But the impact goes way beyond mass-produced shoes. There is a ripple effect that comes from consuming too much, buying products that wear out and made from materials with a high environmental cost. The Guardian reported two weeks ago in an article entitled – ‘Nasa-funded study: industrial civilization headed for ‘irreversible collapse’? – on an independent research project funded by NASA, led by an applied mathematician of the US National Science Foundation and supported by the National Socio-Environmental Synthesis Center who found that “even advanced, complex civilizations are susceptible to collapse, raising questions about the sustainability of modern civilization”. They concluded: “Collapse can be avoided and population can reach equilibrium if the per capita rate of depletion of nature is reduced to a sustainable level, and if resources are distributed in a reasonably equitable fashion.”
The article went on to say that “This is a highly credible wake-up call to governments, corporations and business – and consumers – to recognize that “business as usual” cannot be sustained, and that policy and structural changes are required immediately.”
One of the chief causes of this unsustainability comes from our consumption habits. In short, we buy too many products that have high replacement rates and made from the wrong materials.

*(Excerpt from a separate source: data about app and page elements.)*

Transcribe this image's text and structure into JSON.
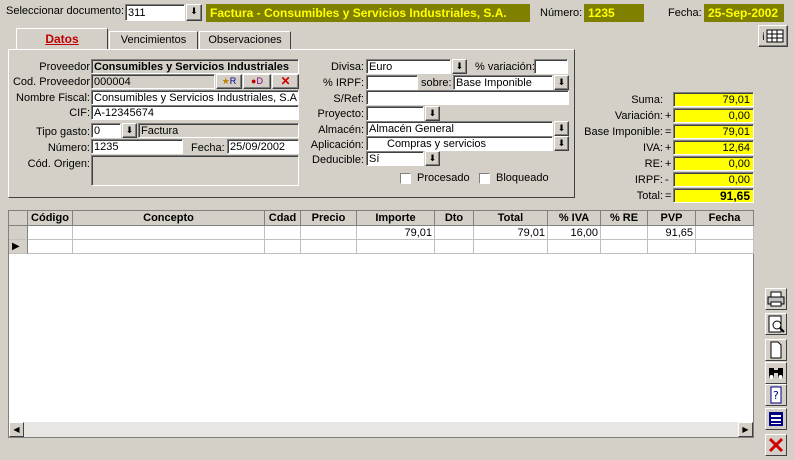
{
  "header": {
    "select_label": "Seleccionar documento:",
    "select_value": "311",
    "doc_title": "Factura - Consumibles y Servicios Industriales, S.A.",
    "numero_label": "Número:",
    "numero_value": "1235",
    "fecha_label": "Fecha:",
    "fecha_value": "25-Sep-2002"
  },
  "tabs": [
    {
      "label": "Datos"
    },
    {
      "label": "Vencimientos"
    },
    {
      "label": "Observaciones"
    }
  ],
  "form": {
    "proveedor_label": "Proveedor",
    "proveedor_value": "Consumibles y Servicios Industriales",
    "cod_proveedor_label": "Cod. Proveedor",
    "cod_proveedor_value": "000004",
    "nombre_fiscal_label": "Nombre Fiscal:",
    "nombre_fiscal_value": "Consumibles y Servicios Industriales, S.A.",
    "cif_label": "CIF:",
    "cif_value": "A-12345674",
    "tipo_gasto_label": "Tipo gasto:",
    "tipo_gasto_value": "0",
    "tipo_gasto_desc": "Factura",
    "numero_label": "Número:",
    "numero_value": "1235",
    "fecha_label": "Fecha:",
    "fecha_value": "25/09/2002",
    "cod_origen_label": "Cód. Origen:",
    "divisa_label": "Divisa:",
    "divisa_value": "Euro",
    "variacion_label": "% variación:",
    "irpf_label": "% IRPF:",
    "sobre_label": "sobre:",
    "sobre_value": "Base Imponible",
    "sref_label": "S/Ref:",
    "proyecto_label": "Proyecto:",
    "almacen_label": "Almacén:",
    "almacen_value": "Almacén General",
    "aplicacion_label": "Aplicación:",
    "aplicacion_value": "Compras y servicios",
    "deducible_label": "Deducible:",
    "deducible_value": "Sí",
    "procesado_label": "Procesado",
    "bloqueado_label": "Bloqueado"
  },
  "totals": [
    {
      "label": "Suma:",
      "sign": "",
      "value": "79,01"
    },
    {
      "label": "Variación:",
      "sign": "+",
      "value": "0,00"
    },
    {
      "label": "Base Imponible:",
      "sign": "=",
      "value": "79,01"
    },
    {
      "label": "IVA:",
      "sign": "+",
      "value": "12,64"
    },
    {
      "label": "RE:",
      "sign": "+",
      "value": "0,00"
    },
    {
      "label": "IRPF:",
      "sign": "-",
      "value": "0,00"
    },
    {
      "label": "Total:",
      "sign": "=",
      "value": "91,65"
    }
  ],
  "grid": {
    "columns": [
      "Código",
      "Concepto",
      "Cdad",
      "Precio",
      "Importe",
      "Dto",
      "Total",
      "% IVA",
      "% RE",
      "PVP",
      "Fecha"
    ],
    "row1": {
      "importe": "79,01",
      "total": "79,01",
      "iva": "16,00",
      "pvp": "91,65"
    }
  },
  "icons": {
    "picker": "gear-icon",
    "print": "printer-icon",
    "preview": "print-preview-icon",
    "new": "new-document-icon",
    "search": "binoculars-icon",
    "help": "help-icon",
    "list": "list-icon",
    "delete": "delete-icon"
  }
}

And the fact is that mass-produced goods made from synthetic materials processed mostly from petroleum products have other costs. A recent article published by entitled “De-Toxing Children’s Footwear” sited a Greenpeace investigation done earlier this year that “showed children’s clothes and shoes made by major brands — including Disney, Burberry, American Apparel, GAP, and Primark — contained residues of toxic chemicals. In some cases, the levels were higher than just residue.”

We as consumers now have more than one reason to support the nascent slow-wear clothing movement and the designers who are more conscious and are just not about creating trends and throw-away clothes. The slow-wear clothing movement is built around 3 primary tenants: a rejection of mass-produced, the preference for long-wearing artisanal materials, and slowing the rate of consumption by purchasing better quality clothing less often.

And to support this, many nations like Great Britain are bringing it back home. For example, the textile mills of Yorkshire are expanding and 19th century looms are being called back into existence. Brands with quality manufacturing processes using only the best long wearing materials are popping up everywhere these days. To name a few, there is Merz Schwanen in Germany making knitwear, the company Appalatch is making quality wool clothing in Asheville, North Carolina and there is Sahara Sandals in Mexico that makes handmade sandals built to last.

So with all of that in mind we need to learn to make do with less; both as a society and as individuals. We must always be mindful of the economics, carefully calculating the relevant value propositions. And we must be aware that perhaps the only personal vote that matters any more is how we spend our money because what we buy is what we support; however tacit.